The solution pursued by many funds investing in the region has been to increase their exposure to large countries such as Russia (population 143 million) and Turkey (population 71 million), which, while not a former Soviet republic, is in many ways similarly modernising rapidly, spurred by the lure of EU membership.

For example, Deutsche Bank's US$691 million, NYSE-listed Central Europe and Russia Fund increased the share of Russia's RTX in the benchmark it tracks from 15 per cent to 30 per cent in 2003 and 45 per cent in 2004.

Another issue investors need to consider is how buying into the varied region affects their portfolio. Since energy plays a key role in countries such as Russia and Kazakhstan, an investor who already owns a natural resources fund may be better served by choosing a fund which is less exposed to these countries.

Non-EU emerging European countries are exposed to a different set of geopolitical risks than those that are members - or candidate countries, such as Croatia - increasing potential volatility.

'Russia is among the most attractive markets in the region,' Mr Himani, said, although he had a 'higher degree of conviction in Russia ex-energy'. He also said that Turkey, even after its recent surge, 'remains one of the cheapest emerging markets in the world' in terms of standard valuation measures such as price-earnings ratios and dividend yields.

This has propelled the country's ISI National 100 index more than 80 per cent higher so far this year. A recent report by Morgan Stanley noted that Turkey's economy had the potential to become a US$1 trillion economy within the next 10 years - after expanding from US$154 billion in 2001 to US$403 billion in 2006.

The one drawback, Mr Himani said, was that the Turkish lira was overvalued. It has strengthened further since last Sunday's general election.

Official results are to be released today and are widely expected to confirm the incumbent AK Party's clear mandate to form a single-party government for the next five years, boosting confidence in further reform, which has reaped rewards since the party gained power in 2002.

Nonetheless, currency is one of the factors both Mr Himani and Ms Sampson view as making emerging Europe an attractive investment option for Hong Kong-based investors. The region's economies should benefit from the strength of the euro, making their exports to the EU more competitive. At the same time, their currencies should appreciate against dollar-linked currencies such as the Hong Kong dollar, adding relative value to their stocks.

Poland's main WSI WIG Index is up 28 per cent in local currency terms, but 33 per cent when exchanged into US dollars.

The demand for local currencies should increase at a faster pace than supply, driven by factors such as Polish workers in Britain expatriating their wages to buy properties in their home country or Finnish retirees moving to Croatia, which is set to be the next country to join the EU.

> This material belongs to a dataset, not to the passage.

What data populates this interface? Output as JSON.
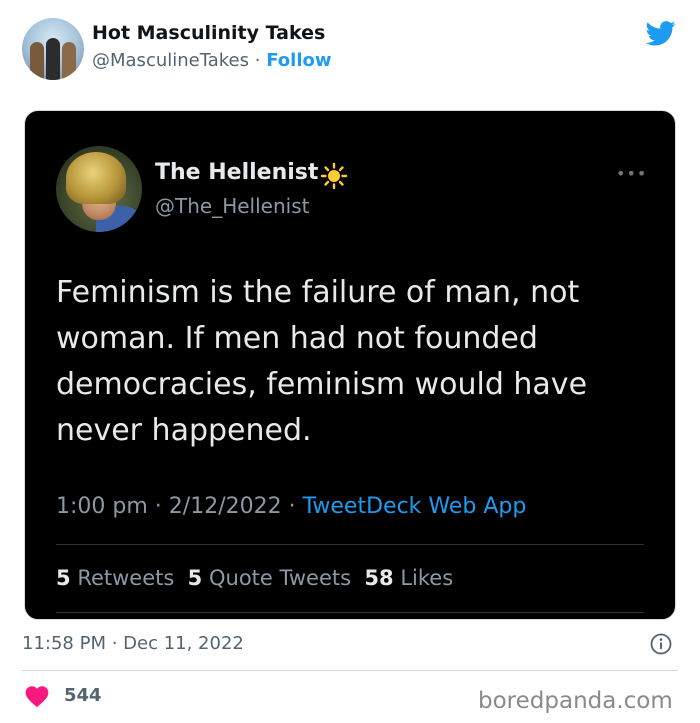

High jump

Eastern Europe has witnessed a boom in foreign direct investment

This has increased (in US dollars) from $77 billion in 2005 to last year's: $112b